*** Opening Data excerpts ***

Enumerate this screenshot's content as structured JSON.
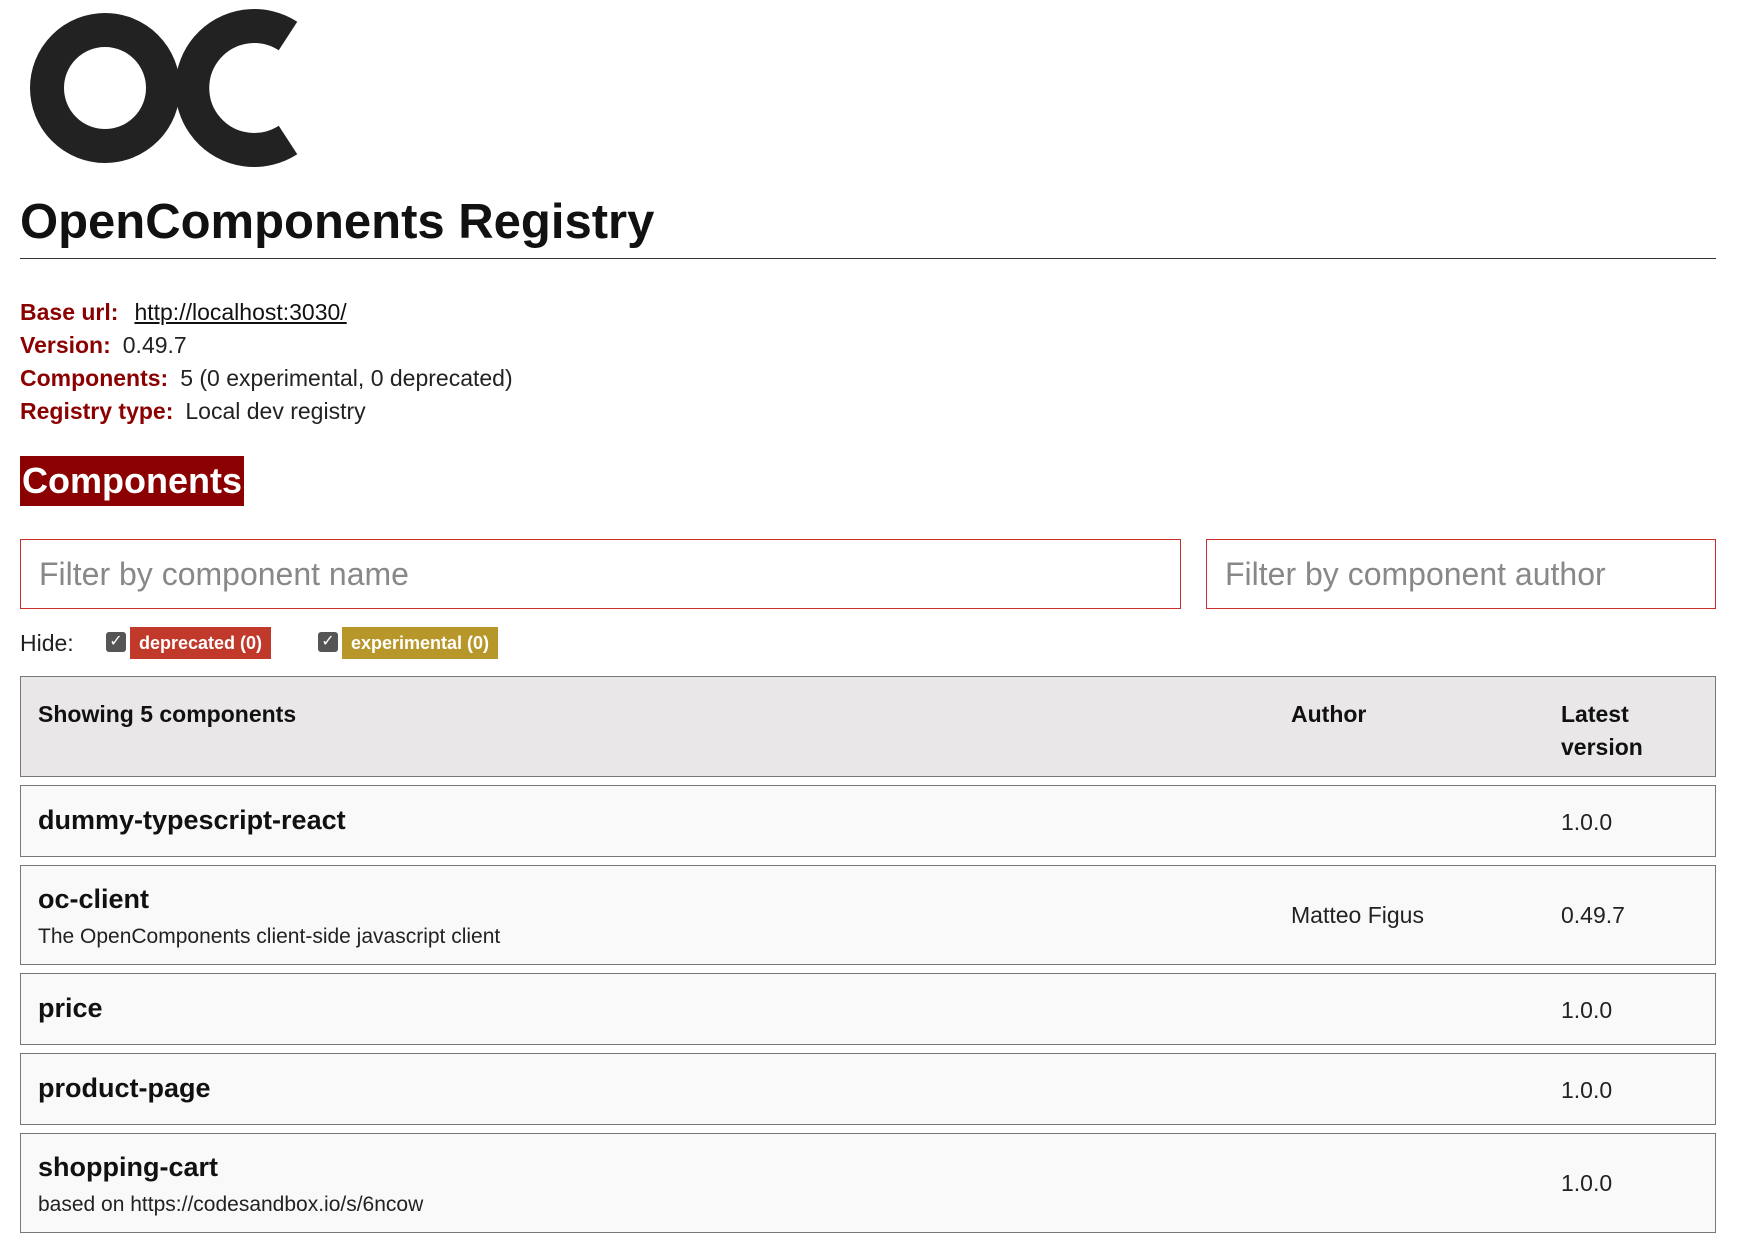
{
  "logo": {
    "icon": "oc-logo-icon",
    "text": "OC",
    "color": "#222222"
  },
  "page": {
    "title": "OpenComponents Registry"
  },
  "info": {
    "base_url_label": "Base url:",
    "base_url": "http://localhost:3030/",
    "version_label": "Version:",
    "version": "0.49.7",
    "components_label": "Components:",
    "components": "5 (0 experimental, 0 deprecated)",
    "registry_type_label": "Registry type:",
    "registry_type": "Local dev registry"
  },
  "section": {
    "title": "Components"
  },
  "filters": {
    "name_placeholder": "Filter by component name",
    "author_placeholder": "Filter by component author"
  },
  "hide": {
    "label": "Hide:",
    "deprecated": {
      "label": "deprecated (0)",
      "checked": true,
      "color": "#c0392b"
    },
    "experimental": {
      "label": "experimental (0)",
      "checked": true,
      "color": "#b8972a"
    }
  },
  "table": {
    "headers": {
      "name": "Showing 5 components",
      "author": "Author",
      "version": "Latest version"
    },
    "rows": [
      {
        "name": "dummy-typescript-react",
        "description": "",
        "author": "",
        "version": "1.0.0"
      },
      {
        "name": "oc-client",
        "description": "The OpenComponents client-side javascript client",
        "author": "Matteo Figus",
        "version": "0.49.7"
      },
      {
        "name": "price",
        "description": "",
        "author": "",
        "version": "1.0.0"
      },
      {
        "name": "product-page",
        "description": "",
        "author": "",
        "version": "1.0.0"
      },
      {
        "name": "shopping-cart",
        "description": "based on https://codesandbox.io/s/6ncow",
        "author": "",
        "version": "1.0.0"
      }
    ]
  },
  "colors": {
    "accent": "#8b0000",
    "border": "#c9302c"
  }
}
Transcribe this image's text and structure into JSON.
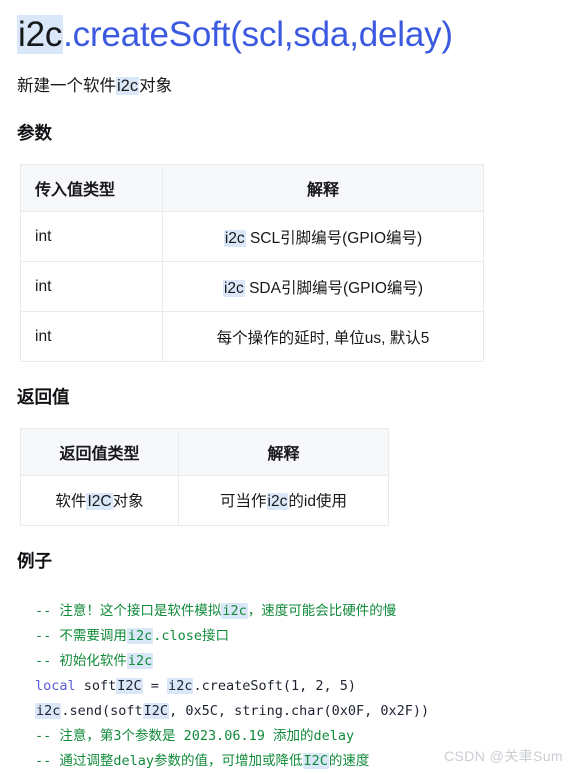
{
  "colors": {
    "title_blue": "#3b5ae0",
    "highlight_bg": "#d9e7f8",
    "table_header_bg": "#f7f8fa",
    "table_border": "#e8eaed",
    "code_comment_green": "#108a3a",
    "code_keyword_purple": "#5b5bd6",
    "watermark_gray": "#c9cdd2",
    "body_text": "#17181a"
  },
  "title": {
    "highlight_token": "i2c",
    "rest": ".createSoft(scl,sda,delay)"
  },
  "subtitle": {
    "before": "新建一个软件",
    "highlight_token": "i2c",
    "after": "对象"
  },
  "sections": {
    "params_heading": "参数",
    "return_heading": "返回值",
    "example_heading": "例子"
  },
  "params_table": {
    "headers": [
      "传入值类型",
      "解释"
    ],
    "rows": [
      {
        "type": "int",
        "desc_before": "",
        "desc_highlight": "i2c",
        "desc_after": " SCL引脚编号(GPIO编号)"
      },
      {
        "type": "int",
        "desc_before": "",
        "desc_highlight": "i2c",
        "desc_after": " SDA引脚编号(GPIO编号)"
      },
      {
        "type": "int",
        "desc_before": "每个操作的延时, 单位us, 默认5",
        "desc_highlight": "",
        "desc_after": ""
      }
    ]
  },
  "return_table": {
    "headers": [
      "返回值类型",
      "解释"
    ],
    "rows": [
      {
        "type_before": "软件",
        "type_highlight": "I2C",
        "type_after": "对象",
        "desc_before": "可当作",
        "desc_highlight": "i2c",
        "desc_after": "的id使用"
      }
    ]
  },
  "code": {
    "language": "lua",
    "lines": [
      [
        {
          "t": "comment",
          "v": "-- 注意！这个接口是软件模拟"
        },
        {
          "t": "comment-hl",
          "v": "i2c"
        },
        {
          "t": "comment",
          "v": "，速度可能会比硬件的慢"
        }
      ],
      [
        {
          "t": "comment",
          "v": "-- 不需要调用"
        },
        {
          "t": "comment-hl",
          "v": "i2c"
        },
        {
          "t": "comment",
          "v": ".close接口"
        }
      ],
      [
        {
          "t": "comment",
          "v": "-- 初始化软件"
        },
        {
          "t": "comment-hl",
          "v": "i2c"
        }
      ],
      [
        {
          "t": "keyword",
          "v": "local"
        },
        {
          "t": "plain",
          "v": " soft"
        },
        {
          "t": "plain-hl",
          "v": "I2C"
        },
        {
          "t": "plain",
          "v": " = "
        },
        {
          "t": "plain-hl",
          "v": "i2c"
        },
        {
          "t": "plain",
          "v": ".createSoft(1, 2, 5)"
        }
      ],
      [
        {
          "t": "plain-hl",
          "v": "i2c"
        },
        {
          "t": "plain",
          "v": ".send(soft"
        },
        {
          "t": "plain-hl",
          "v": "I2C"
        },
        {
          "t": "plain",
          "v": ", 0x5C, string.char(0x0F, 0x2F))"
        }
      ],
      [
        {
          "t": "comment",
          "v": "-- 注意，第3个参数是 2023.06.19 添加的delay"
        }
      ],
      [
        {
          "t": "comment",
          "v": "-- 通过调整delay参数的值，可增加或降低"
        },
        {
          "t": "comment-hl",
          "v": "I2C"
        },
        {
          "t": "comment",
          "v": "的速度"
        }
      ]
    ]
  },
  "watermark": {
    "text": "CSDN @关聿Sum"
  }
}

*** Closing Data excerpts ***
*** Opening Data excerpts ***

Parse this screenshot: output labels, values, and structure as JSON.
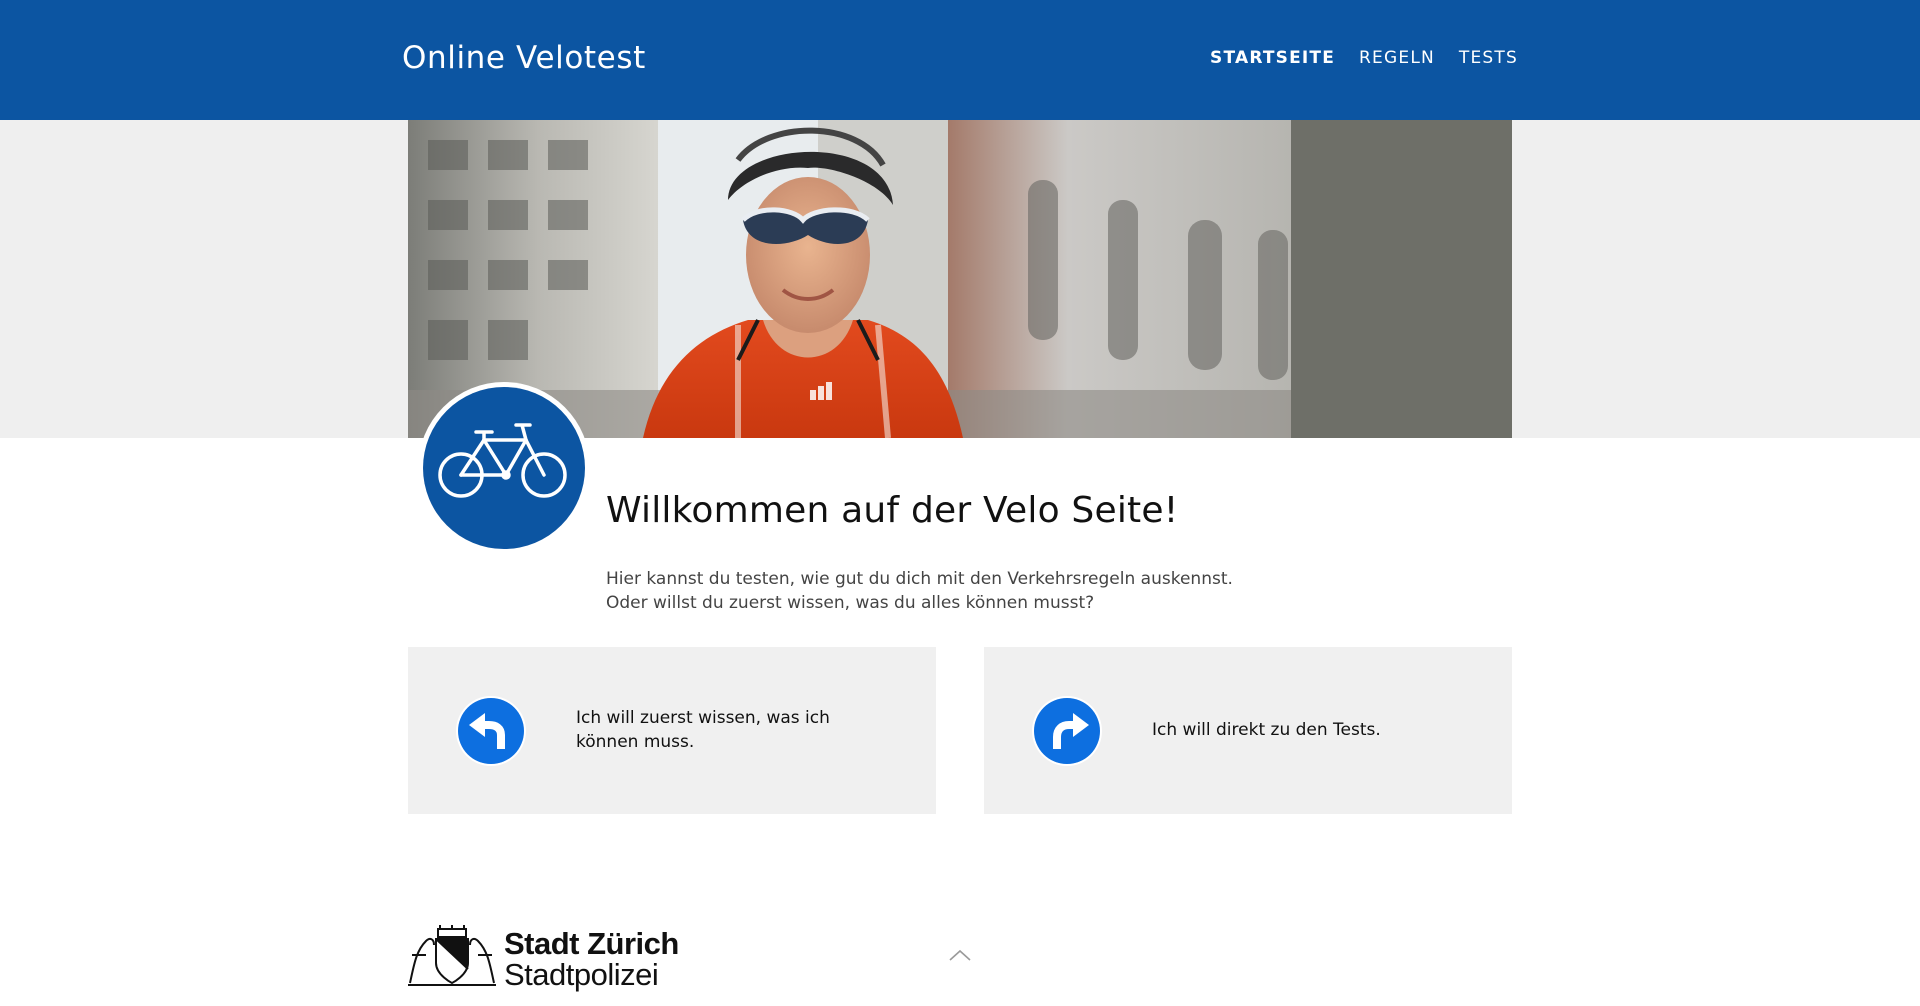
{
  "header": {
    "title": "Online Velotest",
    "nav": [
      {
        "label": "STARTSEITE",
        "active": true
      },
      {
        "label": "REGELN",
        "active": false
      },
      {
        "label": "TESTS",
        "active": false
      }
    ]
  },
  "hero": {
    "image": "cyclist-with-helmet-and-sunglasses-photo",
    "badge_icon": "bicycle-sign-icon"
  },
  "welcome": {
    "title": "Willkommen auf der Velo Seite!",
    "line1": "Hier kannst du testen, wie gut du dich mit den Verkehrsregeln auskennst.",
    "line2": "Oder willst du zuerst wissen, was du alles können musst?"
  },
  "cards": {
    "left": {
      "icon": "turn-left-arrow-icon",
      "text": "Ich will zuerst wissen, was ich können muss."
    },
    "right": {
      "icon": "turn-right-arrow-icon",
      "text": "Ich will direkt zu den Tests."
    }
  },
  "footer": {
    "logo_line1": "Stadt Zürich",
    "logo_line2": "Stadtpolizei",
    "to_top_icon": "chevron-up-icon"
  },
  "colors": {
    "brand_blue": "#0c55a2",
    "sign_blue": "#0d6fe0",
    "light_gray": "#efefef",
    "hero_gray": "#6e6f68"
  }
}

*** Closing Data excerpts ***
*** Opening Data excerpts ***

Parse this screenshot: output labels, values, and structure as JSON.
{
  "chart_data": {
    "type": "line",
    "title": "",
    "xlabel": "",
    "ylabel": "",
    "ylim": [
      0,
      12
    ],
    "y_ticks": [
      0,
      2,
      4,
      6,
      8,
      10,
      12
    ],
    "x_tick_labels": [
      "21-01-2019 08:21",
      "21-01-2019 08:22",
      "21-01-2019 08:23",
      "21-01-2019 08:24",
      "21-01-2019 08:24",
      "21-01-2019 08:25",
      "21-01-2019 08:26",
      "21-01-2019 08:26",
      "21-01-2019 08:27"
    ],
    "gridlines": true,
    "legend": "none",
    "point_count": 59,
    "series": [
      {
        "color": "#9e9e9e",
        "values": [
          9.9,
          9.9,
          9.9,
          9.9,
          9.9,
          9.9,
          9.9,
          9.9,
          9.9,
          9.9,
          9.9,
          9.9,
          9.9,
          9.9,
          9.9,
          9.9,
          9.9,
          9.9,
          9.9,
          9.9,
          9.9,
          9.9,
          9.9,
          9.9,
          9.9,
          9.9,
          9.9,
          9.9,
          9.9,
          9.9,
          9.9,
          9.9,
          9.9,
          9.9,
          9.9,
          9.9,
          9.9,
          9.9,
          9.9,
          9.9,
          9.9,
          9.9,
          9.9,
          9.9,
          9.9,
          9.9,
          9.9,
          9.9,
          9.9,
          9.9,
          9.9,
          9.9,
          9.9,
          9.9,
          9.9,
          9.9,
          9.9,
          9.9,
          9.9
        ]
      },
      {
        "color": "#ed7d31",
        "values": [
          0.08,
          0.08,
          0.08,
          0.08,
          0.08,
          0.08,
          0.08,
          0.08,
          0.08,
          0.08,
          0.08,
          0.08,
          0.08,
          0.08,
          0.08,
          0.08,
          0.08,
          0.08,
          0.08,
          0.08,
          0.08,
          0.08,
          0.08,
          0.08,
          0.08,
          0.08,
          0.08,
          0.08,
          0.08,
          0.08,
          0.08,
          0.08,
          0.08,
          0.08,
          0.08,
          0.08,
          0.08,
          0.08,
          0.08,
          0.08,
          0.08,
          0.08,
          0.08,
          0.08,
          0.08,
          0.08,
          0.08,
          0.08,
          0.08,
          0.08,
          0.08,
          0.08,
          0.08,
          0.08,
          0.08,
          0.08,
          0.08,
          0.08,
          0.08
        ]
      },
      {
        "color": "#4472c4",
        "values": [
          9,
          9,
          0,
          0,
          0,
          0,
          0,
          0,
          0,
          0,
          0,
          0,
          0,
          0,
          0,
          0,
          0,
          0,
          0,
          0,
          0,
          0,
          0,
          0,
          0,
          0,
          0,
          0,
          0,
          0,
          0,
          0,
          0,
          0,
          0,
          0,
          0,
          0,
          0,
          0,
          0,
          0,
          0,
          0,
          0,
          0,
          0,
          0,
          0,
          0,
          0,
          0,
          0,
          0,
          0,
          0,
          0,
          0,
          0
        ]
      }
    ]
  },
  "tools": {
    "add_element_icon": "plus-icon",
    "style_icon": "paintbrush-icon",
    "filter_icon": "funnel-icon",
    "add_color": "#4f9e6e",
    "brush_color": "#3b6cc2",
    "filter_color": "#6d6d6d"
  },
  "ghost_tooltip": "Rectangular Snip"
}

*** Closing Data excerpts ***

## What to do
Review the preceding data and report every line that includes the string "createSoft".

## Output
    "rest": ".createSoft(scl,sda,delay)"
          "v": ".createSoft(1, 2, 5)"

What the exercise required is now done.